0.1    num is passed by reference such that any changes made to it in this function, will still hold once this function has returned
0.2    assume num is a positive integer that is to be factored
0.3    assume determinedToBePrime is a positive integer that has been established to be prime

START
1.  while(num%determinedToBePrime == 0) do
1.1     set num := num/determinedToBePrime
1.2     display “determinedToBePrime”
2. end while
3.END
well if anyone cares I found the answer to my question here

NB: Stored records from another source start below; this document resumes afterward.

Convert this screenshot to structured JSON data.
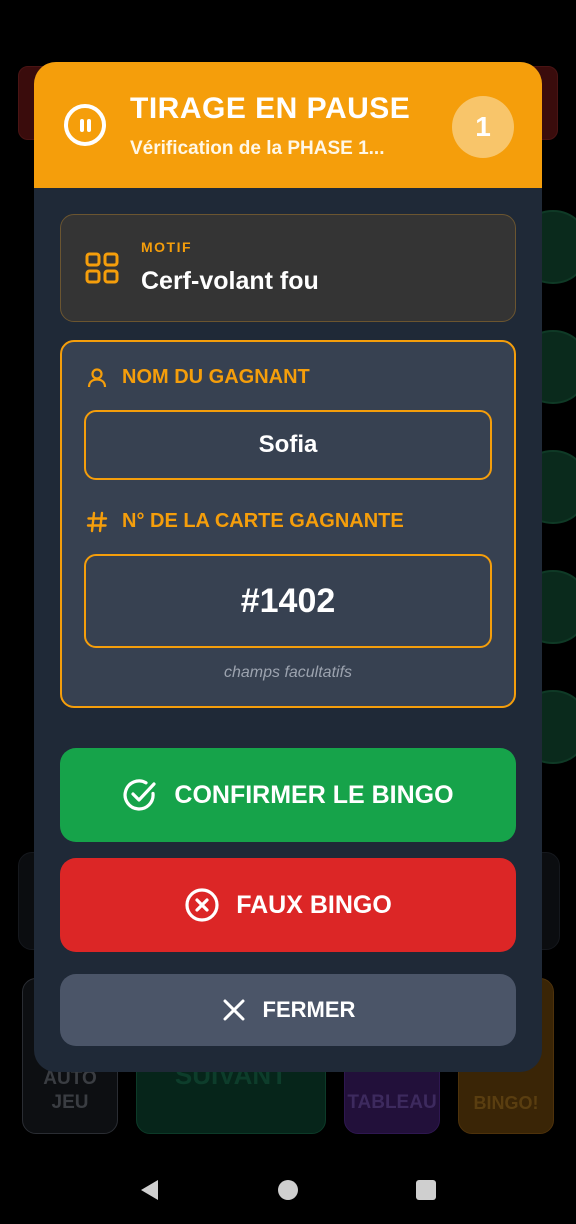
{
  "background": {
    "auto_button": "AUTO JEU",
    "next_button": "SUIVANT",
    "board_button": "TABLEAU",
    "bingo_button": "BINGO!"
  },
  "modal": {
    "title": "TIRAGE EN PAUSE",
    "subtitle": "Vérification de la PHASE 1...",
    "count": "1",
    "motif": {
      "label": "MOTIF",
      "value": "Cerf-volant fou",
      "icon": "grid-icon"
    },
    "winner": {
      "label": "NOM DU GAGNANT",
      "value": "Sofia",
      "icon": "user-icon"
    },
    "card": {
      "label": "N° DE LA CARTE GAGNANTE",
      "value": "#1402",
      "icon": "hash-icon"
    },
    "hint": "champs facultatifs",
    "confirm_label": "CONFIRMER LE BINGO",
    "false_label": "FAUX BINGO",
    "close_label": "FERMER"
  },
  "colors": {
    "accent": "#f59e0b",
    "confirm": "#16a34a",
    "danger": "#dc2626",
    "neutral": "#4b5568",
    "panel": "#1f2937"
  }
}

Regarding your pseudo-code: the general style looks pretty good to me, but I think it could be a good idea to do away with the step numbers altogether, since they are easily inferred from context. You could keep the numbering in the terms and conditions parts, replacing 0.1, 0.2, ... with 1, 2, ... And if you want to refer to some particular line, it's enough to have a text editor or text display mechanism that shows the line number before each line. The display on this forum doesn't have line numbers presently, but if you go to Pastebin.com, you can see the line numbers are made visible.

In your function isPrime(), line 3.2.2 GOTO END is dead code, because after the return statement in 3.2.1, this line will never be executed.

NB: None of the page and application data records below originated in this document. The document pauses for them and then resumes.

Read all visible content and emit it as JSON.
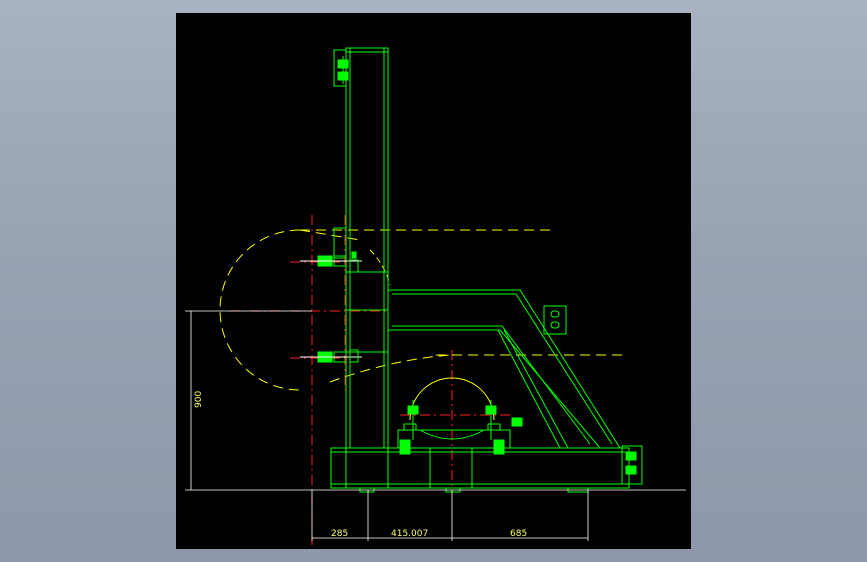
{
  "drawing": {
    "colors": {
      "background": "#000000",
      "frame": "#00ff00",
      "centerline": "#ff2020",
      "hidden": "#ffff00",
      "dimension": "#ffff66",
      "fastener": "#ffffff"
    },
    "dimensions": {
      "height": "900",
      "d1": "285",
      "d2": "415.007",
      "d3": "685"
    }
  }
}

You'll notice that you skipped the prime 5 in the main loop, because you initialise to 5 but increment it to 7 before doing anything with it.

Checking isPrime(i) in line 6.2 is completely unnecessary. The reason is that if i is composite, it is composed of smaller primes that we will already have divided out of our number. That is, if i is composite then it has no possibility of dividing the number.

It might benefit you to take a break from trial division and work with sieves, then after you've mastered that, review your trial division algorithm. You may understand the concepts more intuitively and see how things could be improved, simplified, optimised.

Page 3 of 3 First 123